EVERETT — Following a trio of virtual candidate interviews, the Snohomish County Council on Wednesday chose a state lawmaker from the Mill Creek area to fill an open seat.
The council unanimously voted to appoint Democratic state Rep. Jared Mead to succeed former Councilman Terry Ryan, who stepped down in February to become the county’s first director of aerospace economic development. The meeting was held via the online video conferencing platform Zoom.
Mead was selected over Mill Creek City Councilwoman Stephanie Vignal and Mountlake Terrace Mayor Kyoko Matsumoto Wright to represent District 4. The three candidates were nominated for the position last month by the county Democratic Party.
“I think Jared has demonstrated the ability to work across the aisle and has demonstrated that he works hard for his constituents,” said County Council Chairman Nate Nehring, adding that he’s “looking forward to working with” Mead.
“I really appreciate that we had three qualified candidates come through,” Nehring said.
Mead currently represents the state’s 44th legislative district, which covers southern parts of the county, including Snohomish, Marysville and Lake Stevens. He will finish his legislative term, which concludes at the end of the year, he said.
He will also run for election in November to retain the District 4 County Council seat through 2021, he said.
District 4 spans suburban areas, mostly east of I-5, and includes Mill Creek, Brier, Mountlake Terrace and part of Bothell, along with unincorporated areas such as Silver Firs and Thrashers Corner.
Mead, a self-proclaimed “brand new dad,” said he sees the move to the County Council as a way to balance his commitment to public service and his family. While in Olympia, he missed his son’s first steps and first birthday, he said.

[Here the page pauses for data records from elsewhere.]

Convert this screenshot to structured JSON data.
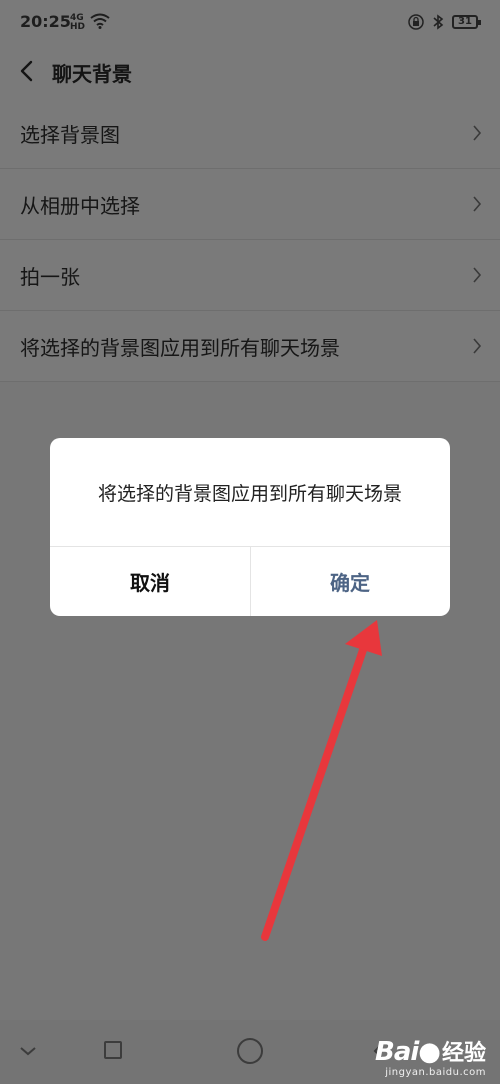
{
  "status_bar": {
    "time": "20:25",
    "signal": "4G",
    "signal_sub": "HD",
    "battery": "31"
  },
  "header": {
    "title": "聊天背景"
  },
  "menu": {
    "items": [
      {
        "label": "选择背景图"
      },
      {
        "label": "从相册中选择"
      },
      {
        "label": "拍一张"
      },
      {
        "label": "将选择的背景图应用到所有聊天场景"
      }
    ]
  },
  "dialog": {
    "message": "将选择的背景图应用到所有聊天场景",
    "cancel_label": "取消",
    "confirm_label": "确定"
  },
  "watermark": {
    "logo": "Bai",
    "logo_suffix": "经验",
    "url": "jingyan.baidu.com"
  },
  "colors": {
    "overlay_background": "#777777",
    "confirm_text": "#4d6485",
    "arrow": "#e8373c"
  }
}
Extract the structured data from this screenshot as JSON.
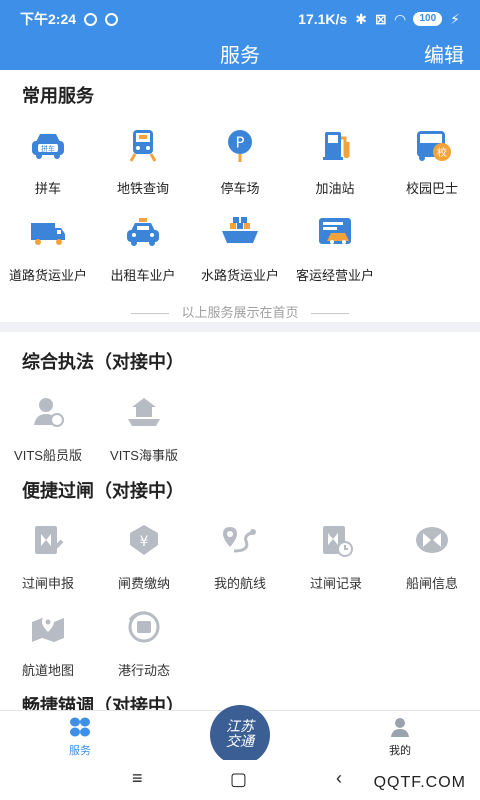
{
  "status_bar": {
    "time": "下午2:24",
    "speed": "17.1K/s",
    "battery": "100"
  },
  "header": {
    "title": "服务",
    "edit": "编辑"
  },
  "common": {
    "title": "常用服务",
    "items": [
      {
        "label": "拼车",
        "icon": "carpool-icon"
      },
      {
        "label": "地铁查询",
        "icon": "metro-icon"
      },
      {
        "label": "停车场",
        "icon": "parking-icon"
      },
      {
        "label": "加油站",
        "icon": "gas-station-icon"
      },
      {
        "label": "校园巴士",
        "icon": "school-bus-icon"
      },
      {
        "label": "道路货运业户",
        "icon": "truck-icon"
      },
      {
        "label": "出租车业户",
        "icon": "taxi-icon"
      },
      {
        "label": "水路货运业户",
        "icon": "ship-icon"
      },
      {
        "label": "客运经营业户",
        "icon": "passenger-transport-icon"
      }
    ],
    "note": "以上服务展示在首页"
  },
  "law": {
    "title": "综合执法（对接中）",
    "items": [
      {
        "label": "VITS船员版",
        "icon": "crew-icon"
      },
      {
        "label": "VITS海事版",
        "icon": "maritime-icon"
      }
    ]
  },
  "lock": {
    "title": "便捷过闸（对接中）",
    "items": [
      {
        "label": "过闸申报",
        "icon": "lock-apply-icon"
      },
      {
        "label": "闸费缴纳",
        "icon": "fee-payment-icon"
      },
      {
        "label": "我的航线",
        "icon": "route-icon"
      },
      {
        "label": "过闸记录",
        "icon": "lock-record-icon"
      },
      {
        "label": "船闸信息",
        "icon": "lock-info-icon"
      },
      {
        "label": "航道地图",
        "icon": "waterway-map-icon"
      },
      {
        "label": "港行动态",
        "icon": "port-news-icon"
      }
    ]
  },
  "anchor": {
    "title": "畅捷锚调（对接中）"
  },
  "bottom_nav": {
    "service": "服务",
    "logo_top": "江苏",
    "logo_bottom": "交通",
    "mine": "我的"
  },
  "watermark": "QQTF.COM",
  "colors": {
    "accent": "#3d8fe8",
    "icon_blue": "#3b84d8",
    "icon_orange": "#f3a33a",
    "icon_gray": "#b7bcc4"
  }
}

“I’d like to be here to watch my kids grow up,” Mead said.
During his interview with the council, he said the coronavirus crisis has brought to light a need for the county to put more resources toward its public health system.
“I think we’re realizing we were not necessarily as invested or prepared as we could have been,” Mead told the council.
He wants to be a part of the leadership team that helps the community rebound from the economic downturn due to the COVID-19 pandemic, he told The Daily Herald.
“A lot of people are suffering now, and a lot of people are going to suffer moving forward,” he said. “We have to be there for them.”